Exactly as they stand, set down all of the records again.

Data about app and page elements:
□ □ □ □ □

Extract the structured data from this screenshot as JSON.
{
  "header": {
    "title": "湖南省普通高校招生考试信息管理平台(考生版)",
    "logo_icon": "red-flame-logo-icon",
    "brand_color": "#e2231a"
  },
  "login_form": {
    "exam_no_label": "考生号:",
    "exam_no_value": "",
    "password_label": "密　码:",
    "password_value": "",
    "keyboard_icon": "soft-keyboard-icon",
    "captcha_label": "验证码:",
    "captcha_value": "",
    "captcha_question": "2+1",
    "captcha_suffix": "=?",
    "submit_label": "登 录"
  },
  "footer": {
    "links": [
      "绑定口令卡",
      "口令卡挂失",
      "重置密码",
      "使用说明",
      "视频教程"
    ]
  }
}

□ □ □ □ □

**EXPECTED OUTPUT**
Extract the structured data from this screenshot as JSON.
{
  "header": {
    "title": "湖南省普通高校招生考试信息管理平台(考生版)",
    "logo_icon": "red-flame-logo-icon",
    "brand_color": "#e2231a"
  },
  "login_form": {
    "exam_no_label": "考生号:",
    "exam_no_value": "",
    "password_label": "密　码:",
    "password_value": "",
    "keyboard_icon": "soft-keyboard-icon",
    "captcha_label": "验证码:",
    "captcha_value": "",
    "captcha_question": "2+1",
    "captcha_suffix": "=?",
    "submit_label": "登 录"
  },
  "footer": {
    "links": [
      "绑定口令卡",
      "口令卡挂失",
      "重置密码",
      "使用说明",
      "视频教程"
    ]
  }
}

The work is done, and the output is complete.